Shortly after half-term numeracy and literacy work, designed to ensure that students starting at Wykham are all on the same page academically, and normally handed out in physical packs, will be available via Google Classroom and also emailed to students.

Fun activities are also lined up as part of the transition process. Earlier in the year, pupils from nearby Harriers and Dashwood, which are feeder primary schools, came to watch a matinee performance (pictured below) of Hairspray at Wykham Park. 

Best tips for June 1st wider opening of schools and preparation for secondary school

Explains Ms Williams ‘’A lot of parents have huge insecurities about supporting their children when it comes to preparing them to go to secondary school.

‘’This year parents will have had their children at home since March and have developed secure home-based routines and great attachments to each other. I can imagine that this would now compound their fears associated with starting a new school with new staff and new students.’’

Ms Williams said the following four tips will help parents with the return to school from June 1st for Year 6 students & the process of a child starting secondary school in September.

     1. For Year 6 students going back next week, make your daily lockdown exercise a walk to the school so children can start to familiarise themselves with the route again (if it is in preparation for September the journey should be to the secondary school in the summer holidays).

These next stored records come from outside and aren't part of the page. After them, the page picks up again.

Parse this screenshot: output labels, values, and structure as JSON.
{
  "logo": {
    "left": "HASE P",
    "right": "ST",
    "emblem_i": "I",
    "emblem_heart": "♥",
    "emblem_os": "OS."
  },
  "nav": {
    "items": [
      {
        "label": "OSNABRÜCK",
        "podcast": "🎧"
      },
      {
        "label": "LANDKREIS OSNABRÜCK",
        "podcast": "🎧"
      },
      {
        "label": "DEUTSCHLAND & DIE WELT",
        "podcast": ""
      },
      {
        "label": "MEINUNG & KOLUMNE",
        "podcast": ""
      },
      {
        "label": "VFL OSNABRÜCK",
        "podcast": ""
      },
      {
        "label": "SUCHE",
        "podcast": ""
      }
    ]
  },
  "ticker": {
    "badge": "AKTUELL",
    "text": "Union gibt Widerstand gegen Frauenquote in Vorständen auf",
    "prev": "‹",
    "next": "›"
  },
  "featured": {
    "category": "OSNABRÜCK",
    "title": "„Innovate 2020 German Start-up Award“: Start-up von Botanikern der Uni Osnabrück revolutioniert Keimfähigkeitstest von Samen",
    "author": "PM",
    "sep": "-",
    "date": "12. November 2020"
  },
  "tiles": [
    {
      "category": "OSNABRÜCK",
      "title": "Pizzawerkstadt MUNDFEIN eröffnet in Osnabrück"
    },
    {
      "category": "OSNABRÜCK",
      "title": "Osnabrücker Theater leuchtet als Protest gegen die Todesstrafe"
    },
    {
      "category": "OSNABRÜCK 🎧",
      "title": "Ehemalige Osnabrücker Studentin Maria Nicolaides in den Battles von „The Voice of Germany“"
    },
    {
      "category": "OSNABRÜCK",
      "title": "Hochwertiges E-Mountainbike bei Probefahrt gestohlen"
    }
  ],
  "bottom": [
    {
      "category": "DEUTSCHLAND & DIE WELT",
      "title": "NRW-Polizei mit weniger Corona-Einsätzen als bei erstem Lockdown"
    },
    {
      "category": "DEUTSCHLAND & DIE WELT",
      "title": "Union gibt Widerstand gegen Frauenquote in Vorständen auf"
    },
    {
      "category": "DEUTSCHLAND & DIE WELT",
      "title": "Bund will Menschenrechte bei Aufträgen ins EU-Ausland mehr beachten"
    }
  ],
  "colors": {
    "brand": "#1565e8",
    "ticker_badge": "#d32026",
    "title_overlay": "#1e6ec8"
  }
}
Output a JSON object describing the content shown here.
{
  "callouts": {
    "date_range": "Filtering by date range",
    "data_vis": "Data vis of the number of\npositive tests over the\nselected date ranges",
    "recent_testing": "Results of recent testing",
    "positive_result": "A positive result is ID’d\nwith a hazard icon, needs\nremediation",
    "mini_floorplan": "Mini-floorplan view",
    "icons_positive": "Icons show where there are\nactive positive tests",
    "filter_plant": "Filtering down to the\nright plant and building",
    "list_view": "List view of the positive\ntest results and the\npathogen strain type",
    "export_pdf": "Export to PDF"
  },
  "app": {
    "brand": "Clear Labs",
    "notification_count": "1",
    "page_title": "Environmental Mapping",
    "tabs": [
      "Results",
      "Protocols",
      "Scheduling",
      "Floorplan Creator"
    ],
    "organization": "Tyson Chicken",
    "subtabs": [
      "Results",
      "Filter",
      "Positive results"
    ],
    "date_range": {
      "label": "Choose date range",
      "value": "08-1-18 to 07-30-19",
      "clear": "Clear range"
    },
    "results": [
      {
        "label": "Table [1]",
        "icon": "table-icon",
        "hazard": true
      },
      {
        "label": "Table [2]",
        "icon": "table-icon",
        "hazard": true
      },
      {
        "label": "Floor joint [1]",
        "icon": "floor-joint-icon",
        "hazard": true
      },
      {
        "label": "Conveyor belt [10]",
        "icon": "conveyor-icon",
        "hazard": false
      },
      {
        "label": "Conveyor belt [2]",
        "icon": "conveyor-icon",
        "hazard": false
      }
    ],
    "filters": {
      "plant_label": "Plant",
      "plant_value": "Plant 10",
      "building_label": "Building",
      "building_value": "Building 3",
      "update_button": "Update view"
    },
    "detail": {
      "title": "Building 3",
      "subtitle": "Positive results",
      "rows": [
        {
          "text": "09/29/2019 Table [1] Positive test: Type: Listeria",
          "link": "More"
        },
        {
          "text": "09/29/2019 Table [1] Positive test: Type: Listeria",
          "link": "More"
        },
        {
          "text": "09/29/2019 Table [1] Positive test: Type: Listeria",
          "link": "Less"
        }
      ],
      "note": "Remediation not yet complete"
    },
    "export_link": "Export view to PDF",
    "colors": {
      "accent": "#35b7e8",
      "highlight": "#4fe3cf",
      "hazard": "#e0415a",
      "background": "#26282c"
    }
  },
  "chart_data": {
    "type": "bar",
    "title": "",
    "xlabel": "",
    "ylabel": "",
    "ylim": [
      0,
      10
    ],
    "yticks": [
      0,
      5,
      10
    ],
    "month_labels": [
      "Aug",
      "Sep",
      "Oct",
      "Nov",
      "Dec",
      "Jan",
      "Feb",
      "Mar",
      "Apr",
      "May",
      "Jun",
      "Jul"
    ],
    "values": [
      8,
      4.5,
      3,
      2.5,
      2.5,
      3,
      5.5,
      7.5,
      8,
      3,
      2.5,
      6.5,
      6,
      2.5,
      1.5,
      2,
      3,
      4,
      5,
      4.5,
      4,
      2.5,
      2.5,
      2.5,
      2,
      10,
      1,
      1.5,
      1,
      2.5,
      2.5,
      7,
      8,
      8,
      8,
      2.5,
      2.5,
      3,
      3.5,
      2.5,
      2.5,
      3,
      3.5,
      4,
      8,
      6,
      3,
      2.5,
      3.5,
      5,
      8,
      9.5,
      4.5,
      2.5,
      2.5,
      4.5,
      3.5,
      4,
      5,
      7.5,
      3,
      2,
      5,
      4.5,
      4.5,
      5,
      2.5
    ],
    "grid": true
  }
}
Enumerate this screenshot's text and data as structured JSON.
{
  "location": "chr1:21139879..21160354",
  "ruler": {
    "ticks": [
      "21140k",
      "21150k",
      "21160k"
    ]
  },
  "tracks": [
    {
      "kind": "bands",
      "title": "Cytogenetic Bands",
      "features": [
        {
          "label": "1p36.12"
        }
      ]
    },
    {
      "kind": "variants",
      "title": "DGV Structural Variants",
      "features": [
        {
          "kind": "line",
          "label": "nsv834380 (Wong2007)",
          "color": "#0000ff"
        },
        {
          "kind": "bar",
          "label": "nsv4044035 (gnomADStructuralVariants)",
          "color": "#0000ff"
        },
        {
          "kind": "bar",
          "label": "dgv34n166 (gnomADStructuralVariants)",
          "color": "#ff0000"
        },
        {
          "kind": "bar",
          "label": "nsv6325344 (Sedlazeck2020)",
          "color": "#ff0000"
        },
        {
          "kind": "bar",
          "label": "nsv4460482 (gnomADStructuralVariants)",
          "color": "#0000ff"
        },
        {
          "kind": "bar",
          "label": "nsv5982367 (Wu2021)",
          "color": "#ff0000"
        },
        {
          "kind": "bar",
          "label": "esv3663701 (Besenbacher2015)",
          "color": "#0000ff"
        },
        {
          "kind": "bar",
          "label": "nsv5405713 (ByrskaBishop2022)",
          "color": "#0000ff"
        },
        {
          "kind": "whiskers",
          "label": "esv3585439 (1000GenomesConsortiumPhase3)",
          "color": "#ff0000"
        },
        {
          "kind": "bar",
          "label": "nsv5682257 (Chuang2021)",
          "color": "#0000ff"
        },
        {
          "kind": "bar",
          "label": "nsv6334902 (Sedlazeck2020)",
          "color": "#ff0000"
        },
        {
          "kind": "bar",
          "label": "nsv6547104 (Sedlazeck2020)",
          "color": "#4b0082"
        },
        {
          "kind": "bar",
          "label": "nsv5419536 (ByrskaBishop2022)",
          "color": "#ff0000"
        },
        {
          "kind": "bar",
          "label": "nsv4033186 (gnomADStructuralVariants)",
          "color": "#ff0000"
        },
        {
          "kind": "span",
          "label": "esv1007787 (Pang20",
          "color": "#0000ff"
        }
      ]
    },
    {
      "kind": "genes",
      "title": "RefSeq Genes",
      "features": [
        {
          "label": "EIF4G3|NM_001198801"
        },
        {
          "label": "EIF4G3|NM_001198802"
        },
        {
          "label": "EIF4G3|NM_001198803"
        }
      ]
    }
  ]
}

  1. For Year 6 students planning to return from June 1, set children the task of packing their backpack for school so they start to get in the habit of organising themselves for school. Those not planning to return to school until September can start this activity towards the end of the summer break.
  2. Build in a daily routine to get up and ready for school, many children will have been allowed to have delayed starts to the day if they have been home schooling. If they are returning from June 1st, now is a good time to get into the routine of setting an alarm and waking up at 7am.
  3. Children need reassurance and the justification of why you are asking them to do it [get ready for school with a routine]. Reassure your child, that yes, they will be scared but they have met the new teachers who will be looking after them. It’s about trying to reduce the fear and anxiety of parents and students.